With the summer comes the sunglasses, and there are so many wonderful styles to choose from! But it’s important to make sure we have the best sunglass lenses for our vision too. But what options are there? And is there really that much different between them?

Why do we need sunglasses?

Sunglasses provide two main benefits:

  • full UV protection up to 400nm
  • reduction of glare in bright conditions

Do you find yourself squinting on bright days? That’s because of glare. Light enters the eye vertically and horizontally, but it is the horizontal rays that cause glare.

So what sunglass options are there?

There are two different sunglass options available: and standard tint or a polarised lens. Both will reduce glare on bright days but with differing results.

What is a standard sunglass tint?

A standard tint is the most common type of tint seen, particularly in fashion sunglasses. They’re produced by dip dyeing clear lenses in a hot tint bath to the depth required. These tints work by blocking a percentage of all light, both vertical and horizontal, passing through the lens into your eye. For example, most sunglasses only allow 18% of light to pass through.

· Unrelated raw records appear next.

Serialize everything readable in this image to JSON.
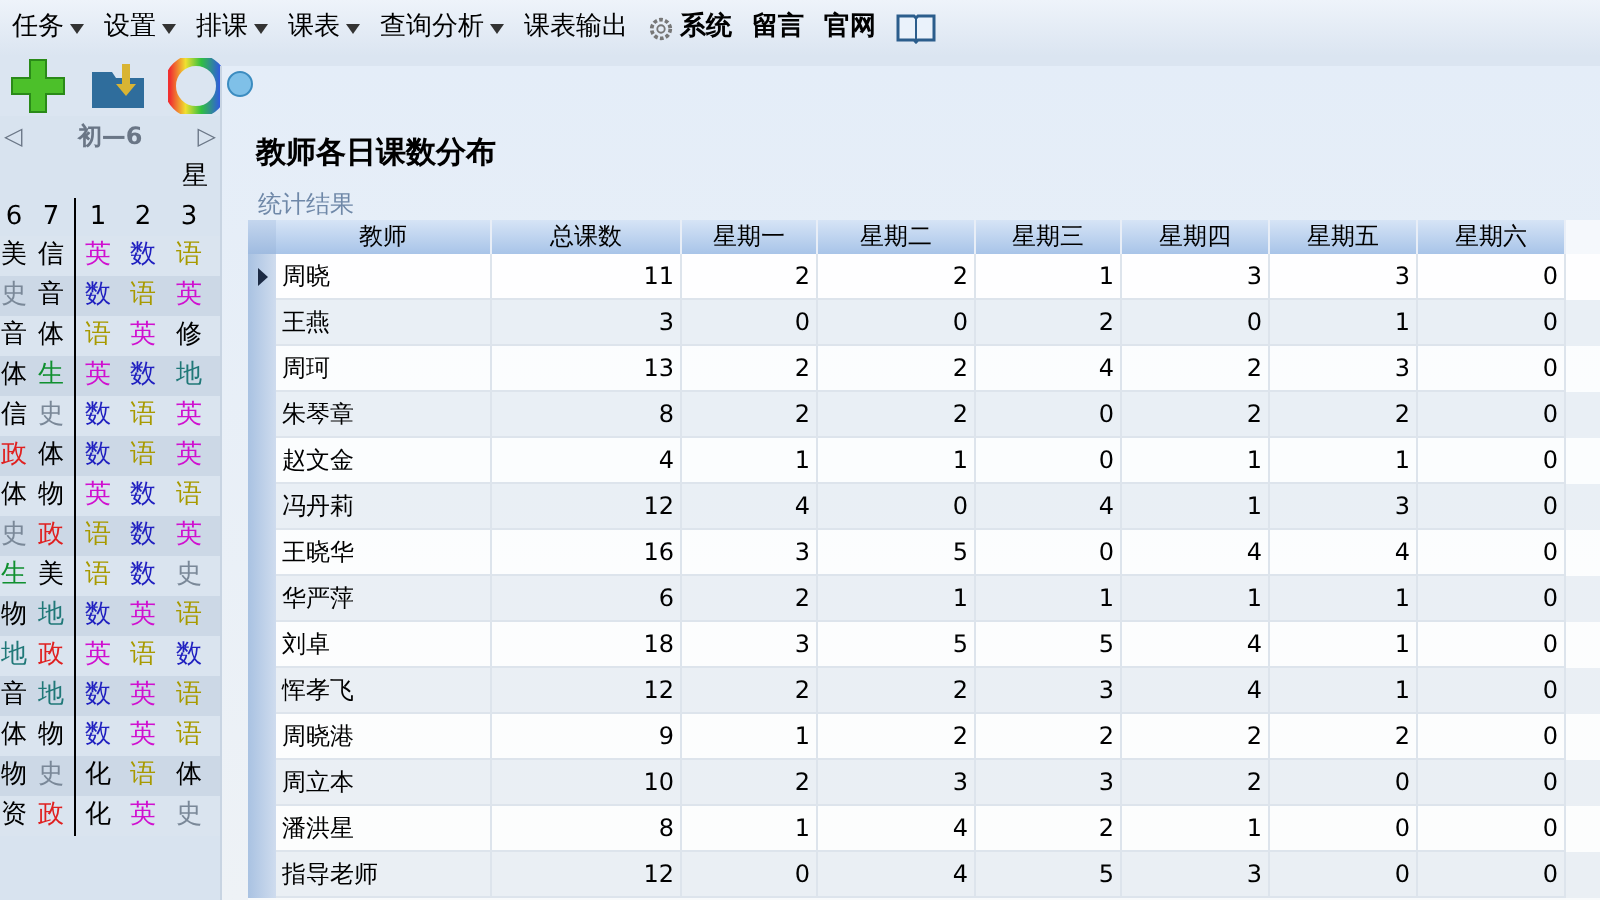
{
  "menu": [
    {
      "label": "任务",
      "kind": "dropdown"
    },
    {
      "label": "设置",
      "kind": "dropdown"
    },
    {
      "label": "排课",
      "kind": "dropdown"
    },
    {
      "label": "课表",
      "kind": "dropdown"
    },
    {
      "label": "查询分析",
      "kind": "dropdown"
    },
    {
      "label": "课表输出",
      "kind": "plain"
    },
    {
      "label": "系统",
      "kind": "settings"
    },
    {
      "label": "留言",
      "kind": "bold"
    },
    {
      "label": "官网",
      "kind": "bold"
    },
    {
      "kind": "book"
    }
  ],
  "timetable": {
    "class_name": "初—6",
    "prev": "◁",
    "next": "▷",
    "day": "星",
    "columns": [
      "6",
      "7",
      "1",
      "2",
      "3"
    ],
    "rows": [
      [
        {
          "t": "美",
          "color": "#000000"
        },
        {
          "t": "信",
          "color": "#000000"
        },
        {
          "t": "英",
          "color": "#d010d0"
        },
        {
          "t": "数",
          "color": "#2020c0"
        },
        {
          "t": "语",
          "color": "#a89a00"
        }
      ],
      [
        {
          "t": "史",
          "color": "#7a8898"
        },
        {
          "t": "音",
          "color": "#000000"
        },
        {
          "t": "数",
          "color": "#2020c0"
        },
        {
          "t": "语",
          "color": "#a89a00"
        },
        {
          "t": "英",
          "color": "#d010d0"
        }
      ],
      [
        {
          "t": "音",
          "color": "#000000"
        },
        {
          "t": "体",
          "color": "#000000"
        },
        {
          "t": "语",
          "color": "#a89a00"
        },
        {
          "t": "英",
          "color": "#d010d0"
        },
        {
          "t": "修",
          "color": "#000000"
        }
      ],
      [
        {
          "t": "体",
          "color": "#000000"
        },
        {
          "t": "生",
          "color": "#109030"
        },
        {
          "t": "英",
          "color": "#d010d0"
        },
        {
          "t": "数",
          "color": "#2020c0"
        },
        {
          "t": "地",
          "color": "#207878"
        }
      ],
      [
        {
          "t": "信",
          "color": "#000000"
        },
        {
          "t": "史",
          "color": "#7a8898"
        },
        {
          "t": "数",
          "color": "#2020c0"
        },
        {
          "t": "语",
          "color": "#a89a00"
        },
        {
          "t": "英",
          "color": "#d010d0"
        }
      ],
      [
        {
          "t": "政",
          "color": "#e02020"
        },
        {
          "t": "体",
          "color": "#000000"
        },
        {
          "t": "数",
          "color": "#2020c0"
        },
        {
          "t": "语",
          "color": "#a89a00"
        },
        {
          "t": "英",
          "color": "#d010d0"
        }
      ],
      [
        {
          "t": "体",
          "color": "#000000"
        },
        {
          "t": "物",
          "color": "#000000"
        },
        {
          "t": "英",
          "color": "#d010d0"
        },
        {
          "t": "数",
          "color": "#2020c0"
        },
        {
          "t": "语",
          "color": "#a89a00"
        }
      ],
      [
        {
          "t": "史",
          "color": "#7a8898"
        },
        {
          "t": "政",
          "color": "#e02020"
        },
        {
          "t": "语",
          "color": "#a89a00"
        },
        {
          "t": "数",
          "color": "#2020c0"
        },
        {
          "t": "英",
          "color": "#d010d0"
        }
      ],
      [
        {
          "t": "生",
          "color": "#109030"
        },
        {
          "t": "美",
          "color": "#000000"
        },
        {
          "t": "语",
          "color": "#a89a00"
        },
        {
          "t": "数",
          "color": "#2020c0"
        },
        {
          "t": "史",
          "color": "#7a8898"
        }
      ],
      [
        {
          "t": "物",
          "color": "#000000"
        },
        {
          "t": "地",
          "color": "#207878"
        },
        {
          "t": "数",
          "color": "#2020c0"
        },
        {
          "t": "英",
          "color": "#d010d0"
        },
        {
          "t": "语",
          "color": "#a89a00"
        }
      ],
      [
        {
          "t": "地",
          "color": "#207878"
        },
        {
          "t": "政",
          "color": "#e02020"
        },
        {
          "t": "英",
          "color": "#d010d0"
        },
        {
          "t": "语",
          "color": "#a89a00"
        },
        {
          "t": "数",
          "color": "#2020c0"
        }
      ],
      [
        {
          "t": "音",
          "color": "#000000"
        },
        {
          "t": "地",
          "color": "#207878"
        },
        {
          "t": "数",
          "color": "#2020c0"
        },
        {
          "t": "英",
          "color": "#d010d0"
        },
        {
          "t": "语",
          "color": "#a89a00"
        }
      ],
      [
        {
          "t": "体",
          "color": "#000000"
        },
        {
          "t": "物",
          "color": "#000000"
        },
        {
          "t": "数",
          "color": "#2020c0"
        },
        {
          "t": "英",
          "color": "#d010d0"
        },
        {
          "t": "语",
          "color": "#a89a00"
        }
      ],
      [
        {
          "t": "物",
          "color": "#000000"
        },
        {
          "t": "史",
          "color": "#7a8898"
        },
        {
          "t": "化",
          "color": "#000000"
        },
        {
          "t": "语",
          "color": "#a89a00"
        },
        {
          "t": "体",
          "color": "#000000"
        }
      ],
      [
        {
          "t": "资",
          "color": "#000000"
        },
        {
          "t": "政",
          "color": "#e02020"
        },
        {
          "t": "化",
          "color": "#000000"
        },
        {
          "t": "英",
          "color": "#d010d0"
        },
        {
          "t": "史",
          "color": "#7a8898"
        }
      ]
    ]
  },
  "dialog": {
    "title": "教师各日课数分布",
    "group_label": "统计结果",
    "table": {
      "columns": [
        "教师",
        "总课数",
        "星期一",
        "星期二",
        "星期三",
        "星期四",
        "星期五",
        "星期六"
      ],
      "rows": [
        {
          "selected": true,
          "cells": [
            "周晓",
            "11",
            "2",
            "2",
            "1",
            "3",
            "3",
            "0"
          ]
        },
        {
          "selected": false,
          "cells": [
            "王燕",
            "3",
            "0",
            "0",
            "2",
            "0",
            "1",
            "0"
          ]
        },
        {
          "selected": false,
          "cells": [
            "周珂",
            "13",
            "2",
            "2",
            "4",
            "2",
            "3",
            "0"
          ]
        },
        {
          "selected": false,
          "cells": [
            "朱琴章",
            "8",
            "2",
            "2",
            "0",
            "2",
            "2",
            "0"
          ]
        },
        {
          "selected": false,
          "cells": [
            "赵文金",
            "4",
            "1",
            "1",
            "0",
            "1",
            "1",
            "0"
          ]
        },
        {
          "selected": false,
          "cells": [
            "冯丹莉",
            "12",
            "4",
            "0",
            "4",
            "1",
            "3",
            "0"
          ]
        },
        {
          "selected": false,
          "cells": [
            "王晓华",
            "16",
            "3",
            "5",
            "0",
            "4",
            "4",
            "0"
          ]
        },
        {
          "selected": false,
          "cells": [
            "华严萍",
            "6",
            "2",
            "1",
            "1",
            "1",
            "1",
            "0"
          ]
        },
        {
          "selected": false,
          "cells": [
            "刘卓",
            "18",
            "3",
            "5",
            "5",
            "4",
            "1",
            "0"
          ]
        },
        {
          "selected": false,
          "cells": [
            "恽孝飞",
            "12",
            "2",
            "2",
            "3",
            "4",
            "1",
            "0"
          ]
        },
        {
          "selected": false,
          "cells": [
            "周晓港",
            "9",
            "1",
            "2",
            "2",
            "2",
            "2",
            "0"
          ]
        },
        {
          "selected": false,
          "cells": [
            "周立本",
            "10",
            "2",
            "3",
            "3",
            "2",
            "0",
            "0"
          ]
        },
        {
          "selected": false,
          "cells": [
            "潘洪星",
            "8",
            "1",
            "4",
            "2",
            "1",
            "0",
            "0"
          ]
        },
        {
          "selected": false,
          "cells": [
            "指导老师",
            "12",
            "0",
            "4",
            "5",
            "3",
            "0",
            "0"
          ]
        }
      ]
    }
  }
}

These are available in Brown, Grey or Green, and all provide full UV protection up to 400nm.

What’s a Polarised lens?

A Polaroid is a more advanced sunglass lens. They only filter out the problematic horizontal light rays and allow the vertical light to enter unhindered. The effect is to reduce the brightness and glare of light without reducing clarity of vision.  This makes them visually more superior than a standard tint.

Polaroid lenses are available in Brown, Grey or Green colour options and all offer full UV protection up to 400nm.

Can I try them out?

Yes! We have examples of polarised lenses in practice which you’re able to test on our demo box to really see the difference between a normal tint and a polarised lens.

You can get in touch with me here to arrange an appointment to try them out.

Alex